What the task asks
Write out the entries below once more, exactly.

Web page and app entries
[Start of Attachment]

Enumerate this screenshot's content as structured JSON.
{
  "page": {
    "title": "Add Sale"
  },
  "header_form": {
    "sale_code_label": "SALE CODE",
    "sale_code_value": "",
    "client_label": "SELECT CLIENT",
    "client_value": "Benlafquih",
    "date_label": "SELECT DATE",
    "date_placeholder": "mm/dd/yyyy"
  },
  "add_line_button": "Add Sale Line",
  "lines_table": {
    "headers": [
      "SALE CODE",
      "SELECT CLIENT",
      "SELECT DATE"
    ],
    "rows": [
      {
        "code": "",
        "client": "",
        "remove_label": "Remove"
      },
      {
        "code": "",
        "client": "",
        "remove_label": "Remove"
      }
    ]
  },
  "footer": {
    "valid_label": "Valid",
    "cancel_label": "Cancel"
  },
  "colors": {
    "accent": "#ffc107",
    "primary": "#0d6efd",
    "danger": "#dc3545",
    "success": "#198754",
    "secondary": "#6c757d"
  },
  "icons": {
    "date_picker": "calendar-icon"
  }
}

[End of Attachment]

Your response
Enumerate this screenshot's content as structured JSON.
{
  "page": {
    "title": "Add Sale"
  },
  "header_form": {
    "sale_code_label": "SALE CODE",
    "sale_code_value": "",
    "client_label": "SELECT CLIENT",
    "client_value": "Benlafquih",
    "date_label": "SELECT DATE",
    "date_placeholder": "mm/dd/yyyy"
  },
  "add_line_button": "Add Sale Line",
  "lines_table": {
    "headers": [
      "SALE CODE",
      "SELECT CLIENT",
      "SELECT DATE"
    ],
    "rows": [
      {
        "code": "",
        "client": "",
        "remove_label": "Remove"
      },
      {
        "code": "",
        "client": "",
        "remove_label": "Remove"
      }
    ]
  },
  "footer": {
    "valid_label": "Valid",
    "cancel_label": "Cancel"
  },
  "colors": {
    "accent": "#ffc107",
    "primary": "#0d6efd",
    "danger": "#dc3545",
    "success": "#198754",
    "secondary": "#6c757d"
  },
  "icons": {
    "date_picker": "calendar-icon"
  }
}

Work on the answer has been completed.